> Task prompt
The required result is every line of the records that includes "Quantification".

> Records excerpted from a collection

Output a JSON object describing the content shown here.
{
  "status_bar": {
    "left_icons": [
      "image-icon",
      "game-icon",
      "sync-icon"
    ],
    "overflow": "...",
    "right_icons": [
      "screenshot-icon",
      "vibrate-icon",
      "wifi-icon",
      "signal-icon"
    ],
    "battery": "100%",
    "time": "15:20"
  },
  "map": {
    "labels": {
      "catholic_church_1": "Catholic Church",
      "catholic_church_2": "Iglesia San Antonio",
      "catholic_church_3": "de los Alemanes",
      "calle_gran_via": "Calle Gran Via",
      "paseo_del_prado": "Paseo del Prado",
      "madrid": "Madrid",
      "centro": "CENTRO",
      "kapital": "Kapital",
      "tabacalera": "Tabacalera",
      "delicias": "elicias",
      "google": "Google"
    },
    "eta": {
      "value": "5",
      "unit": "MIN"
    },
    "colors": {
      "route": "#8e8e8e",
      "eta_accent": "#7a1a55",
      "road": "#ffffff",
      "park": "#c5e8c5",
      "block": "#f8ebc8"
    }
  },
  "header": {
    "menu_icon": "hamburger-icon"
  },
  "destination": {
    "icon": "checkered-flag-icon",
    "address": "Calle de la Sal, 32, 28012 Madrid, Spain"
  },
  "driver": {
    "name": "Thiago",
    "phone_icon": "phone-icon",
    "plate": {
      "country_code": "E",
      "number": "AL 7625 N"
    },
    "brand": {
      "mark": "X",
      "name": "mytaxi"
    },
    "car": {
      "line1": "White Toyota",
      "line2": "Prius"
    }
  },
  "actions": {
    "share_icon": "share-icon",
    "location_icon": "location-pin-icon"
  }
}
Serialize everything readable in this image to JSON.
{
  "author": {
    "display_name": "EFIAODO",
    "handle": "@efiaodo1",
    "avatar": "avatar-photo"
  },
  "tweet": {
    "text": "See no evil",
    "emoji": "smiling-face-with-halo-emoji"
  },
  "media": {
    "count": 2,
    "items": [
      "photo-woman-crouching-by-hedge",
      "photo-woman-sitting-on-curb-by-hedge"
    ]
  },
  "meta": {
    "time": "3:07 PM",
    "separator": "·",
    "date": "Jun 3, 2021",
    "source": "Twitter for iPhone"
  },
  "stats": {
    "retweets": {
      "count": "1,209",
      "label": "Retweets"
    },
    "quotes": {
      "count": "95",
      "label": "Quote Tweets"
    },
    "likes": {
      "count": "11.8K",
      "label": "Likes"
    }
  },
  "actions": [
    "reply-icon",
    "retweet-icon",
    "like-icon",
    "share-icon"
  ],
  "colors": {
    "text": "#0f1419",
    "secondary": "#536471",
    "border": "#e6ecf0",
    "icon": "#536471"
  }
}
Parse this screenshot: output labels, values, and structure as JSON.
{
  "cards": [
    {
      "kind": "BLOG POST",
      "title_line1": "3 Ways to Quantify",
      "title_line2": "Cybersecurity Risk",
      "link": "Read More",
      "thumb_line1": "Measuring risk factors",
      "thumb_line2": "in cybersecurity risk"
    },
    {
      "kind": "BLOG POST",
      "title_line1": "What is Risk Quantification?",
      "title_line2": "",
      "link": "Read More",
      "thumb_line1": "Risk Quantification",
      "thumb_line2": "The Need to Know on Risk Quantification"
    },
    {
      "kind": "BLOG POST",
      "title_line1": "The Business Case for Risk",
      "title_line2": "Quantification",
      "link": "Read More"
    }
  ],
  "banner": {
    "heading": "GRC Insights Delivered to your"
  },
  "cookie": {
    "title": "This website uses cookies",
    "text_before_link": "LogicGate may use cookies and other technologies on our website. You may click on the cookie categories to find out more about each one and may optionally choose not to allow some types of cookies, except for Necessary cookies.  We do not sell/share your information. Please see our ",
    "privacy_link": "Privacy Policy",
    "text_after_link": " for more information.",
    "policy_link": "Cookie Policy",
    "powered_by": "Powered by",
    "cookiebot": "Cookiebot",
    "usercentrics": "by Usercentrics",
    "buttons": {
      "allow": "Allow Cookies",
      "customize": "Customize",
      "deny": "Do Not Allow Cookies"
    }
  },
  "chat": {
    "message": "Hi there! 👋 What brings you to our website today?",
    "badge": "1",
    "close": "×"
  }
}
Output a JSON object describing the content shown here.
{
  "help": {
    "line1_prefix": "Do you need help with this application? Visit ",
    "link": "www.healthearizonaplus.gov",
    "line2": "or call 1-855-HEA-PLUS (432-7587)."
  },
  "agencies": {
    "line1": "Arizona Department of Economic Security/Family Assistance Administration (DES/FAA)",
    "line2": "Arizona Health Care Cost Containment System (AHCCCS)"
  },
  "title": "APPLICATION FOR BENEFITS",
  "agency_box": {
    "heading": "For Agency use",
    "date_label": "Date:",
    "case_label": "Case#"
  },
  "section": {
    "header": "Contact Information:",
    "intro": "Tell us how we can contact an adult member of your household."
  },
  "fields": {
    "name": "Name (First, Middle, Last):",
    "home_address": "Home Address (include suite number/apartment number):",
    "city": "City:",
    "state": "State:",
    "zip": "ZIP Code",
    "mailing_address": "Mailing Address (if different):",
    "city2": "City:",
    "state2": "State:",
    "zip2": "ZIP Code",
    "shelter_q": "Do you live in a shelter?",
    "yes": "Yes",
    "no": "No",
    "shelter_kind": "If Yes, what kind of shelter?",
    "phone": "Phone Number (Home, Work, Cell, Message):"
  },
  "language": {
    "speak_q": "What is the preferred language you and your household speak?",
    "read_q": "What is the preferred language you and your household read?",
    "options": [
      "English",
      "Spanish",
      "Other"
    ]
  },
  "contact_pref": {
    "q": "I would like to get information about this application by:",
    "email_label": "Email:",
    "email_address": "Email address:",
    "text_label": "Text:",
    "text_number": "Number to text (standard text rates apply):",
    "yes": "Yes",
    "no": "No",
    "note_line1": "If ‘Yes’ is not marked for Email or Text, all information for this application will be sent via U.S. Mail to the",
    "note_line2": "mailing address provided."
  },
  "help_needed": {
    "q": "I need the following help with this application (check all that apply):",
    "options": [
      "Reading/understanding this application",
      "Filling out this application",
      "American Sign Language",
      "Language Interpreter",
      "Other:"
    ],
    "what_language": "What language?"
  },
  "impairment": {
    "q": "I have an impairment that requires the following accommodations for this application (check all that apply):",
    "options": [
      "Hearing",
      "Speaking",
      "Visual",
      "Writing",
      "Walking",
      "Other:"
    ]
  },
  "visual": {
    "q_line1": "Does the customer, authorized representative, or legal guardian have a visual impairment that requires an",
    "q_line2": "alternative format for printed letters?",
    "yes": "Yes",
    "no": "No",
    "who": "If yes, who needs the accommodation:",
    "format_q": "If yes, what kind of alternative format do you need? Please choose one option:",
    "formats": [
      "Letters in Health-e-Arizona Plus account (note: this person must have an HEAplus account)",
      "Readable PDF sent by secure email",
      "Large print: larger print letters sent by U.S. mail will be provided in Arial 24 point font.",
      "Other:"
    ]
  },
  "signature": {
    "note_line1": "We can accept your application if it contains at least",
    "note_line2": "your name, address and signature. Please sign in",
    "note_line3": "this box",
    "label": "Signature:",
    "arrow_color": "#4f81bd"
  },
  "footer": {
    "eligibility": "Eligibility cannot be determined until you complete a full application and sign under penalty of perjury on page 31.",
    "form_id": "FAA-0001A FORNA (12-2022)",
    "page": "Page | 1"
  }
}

> Solution to the exercise
      "title_line1": "What is Risk Quantification?",
      "thumb_line1": "Risk Quantification",
      "thumb_line2": "The Need to Know on Risk Quantification"
      "title_line2": "Quantification",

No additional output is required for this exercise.